(5.) The 1992 United Nations Convention on Climate Change (UNFCCC) states as its first principle in Article 3.1, that “Parties should protect the climate system for the benefit of present and future generations of humankind, on the basis of equity and in accordance with their common but differentiated responsibilities and respective capabilities. Accordingly, the developed country Parties should take the lead in combating climate change and the adverse effects thereof.” The purpose and scope of this principle make it relevant and essential to risk governance. At Sendai, it was impossible to include such a principle in the SFDRR although it was considered in its earlier draft version (Mysiak et al., 2016).

(6.) Geoengineering proposals, popular in studies addressing climate change, should not be an option to change the course, frequency, or intensity of natural hazards unless very thorough studies can be made and a very wide consensus obtained within the scientific community. Substantive vulnerability reduction policies can prove enough to reduce the negative impact of natural hazards.

(7.) Risk in this article refers exclusively to risk related to natural hazards.

(8.) Governance can also refer to systems established by private sector or any civil society organization to guide and organize their work, but in this article, we refer mainly to governance as it relates to the public sector (State and government).

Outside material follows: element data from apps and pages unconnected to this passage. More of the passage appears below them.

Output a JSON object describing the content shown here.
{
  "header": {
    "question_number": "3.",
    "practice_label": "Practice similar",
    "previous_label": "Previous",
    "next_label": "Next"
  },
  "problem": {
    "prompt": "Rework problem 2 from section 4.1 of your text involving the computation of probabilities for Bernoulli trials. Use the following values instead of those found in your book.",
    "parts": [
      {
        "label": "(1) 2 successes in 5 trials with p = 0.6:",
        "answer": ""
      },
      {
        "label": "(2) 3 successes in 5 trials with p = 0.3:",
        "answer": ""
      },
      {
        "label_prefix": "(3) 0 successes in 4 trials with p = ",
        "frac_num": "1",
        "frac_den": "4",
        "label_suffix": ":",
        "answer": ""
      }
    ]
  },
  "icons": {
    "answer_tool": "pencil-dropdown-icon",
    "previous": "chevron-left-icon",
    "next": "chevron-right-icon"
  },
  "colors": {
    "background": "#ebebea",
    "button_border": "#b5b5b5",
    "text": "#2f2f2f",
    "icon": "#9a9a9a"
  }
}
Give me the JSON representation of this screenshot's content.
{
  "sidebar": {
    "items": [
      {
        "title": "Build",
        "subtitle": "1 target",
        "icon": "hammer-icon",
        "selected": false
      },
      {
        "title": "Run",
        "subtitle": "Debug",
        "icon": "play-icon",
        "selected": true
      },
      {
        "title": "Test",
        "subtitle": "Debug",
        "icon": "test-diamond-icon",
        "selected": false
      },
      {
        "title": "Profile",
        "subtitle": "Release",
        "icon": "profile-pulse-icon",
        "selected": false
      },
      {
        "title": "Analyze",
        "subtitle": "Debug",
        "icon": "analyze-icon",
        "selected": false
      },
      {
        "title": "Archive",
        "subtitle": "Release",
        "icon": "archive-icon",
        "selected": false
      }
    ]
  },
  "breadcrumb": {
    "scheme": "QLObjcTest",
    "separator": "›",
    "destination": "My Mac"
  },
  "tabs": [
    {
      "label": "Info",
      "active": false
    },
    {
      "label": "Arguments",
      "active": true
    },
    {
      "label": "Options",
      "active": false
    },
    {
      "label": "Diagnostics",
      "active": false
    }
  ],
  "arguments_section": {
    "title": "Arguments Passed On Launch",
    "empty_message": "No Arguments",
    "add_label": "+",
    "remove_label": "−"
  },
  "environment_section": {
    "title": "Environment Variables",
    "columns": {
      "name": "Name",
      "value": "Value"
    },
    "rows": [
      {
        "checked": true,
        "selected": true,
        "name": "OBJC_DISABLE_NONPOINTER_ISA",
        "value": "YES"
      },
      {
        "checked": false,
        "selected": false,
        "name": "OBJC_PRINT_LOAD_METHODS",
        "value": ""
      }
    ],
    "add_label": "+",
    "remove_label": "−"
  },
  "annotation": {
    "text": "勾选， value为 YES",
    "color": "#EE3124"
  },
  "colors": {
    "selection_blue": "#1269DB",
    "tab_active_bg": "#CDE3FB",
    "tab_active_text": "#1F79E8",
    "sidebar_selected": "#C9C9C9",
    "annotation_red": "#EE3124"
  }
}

(9.) Risk assessment is a concept and method needing further development. Assessing risk is a task to be undertaken not only by governments or specialized entities but also by communities, families, and individuals in their daily lives, and government should provide guidance and assistance to accomplish such efforts. Furthermore, the concept of risk impact assessment (RIA) needs further development with a view to become a regular requirement in all development projects, like environmental impact assessments (EIA), which are already fully recognized in environmental governance and management.

(10.) The topic of early warning systems has been evolving to include not only the hazards, but also the monitoring of vulnerability creation or development in the society. The combination of monitoring hazards and vulnerability would allow early warning systems to address risk in a more effective manner. Comprehensive lists of DRR policies and measures can be found in international agreements, the most recent of which is the 2015 Sendai Framework for DRR (see Appendix), and also, with additional explanation, in the series of UNISDR Global Assessment Reports on DRR (UNISDR, 2009 to 2017).

(11.) The Integrated Research on Disaster Risk (IRDR) program of ICSU/ISSC/UNISDR was launched to respond to this need; see

(12.) A list of relevant or recommended literature is included as Annex 1.

(13.) A biblical perspective on “natural” disasters can be found at Similar perspectives can be found about other religious books.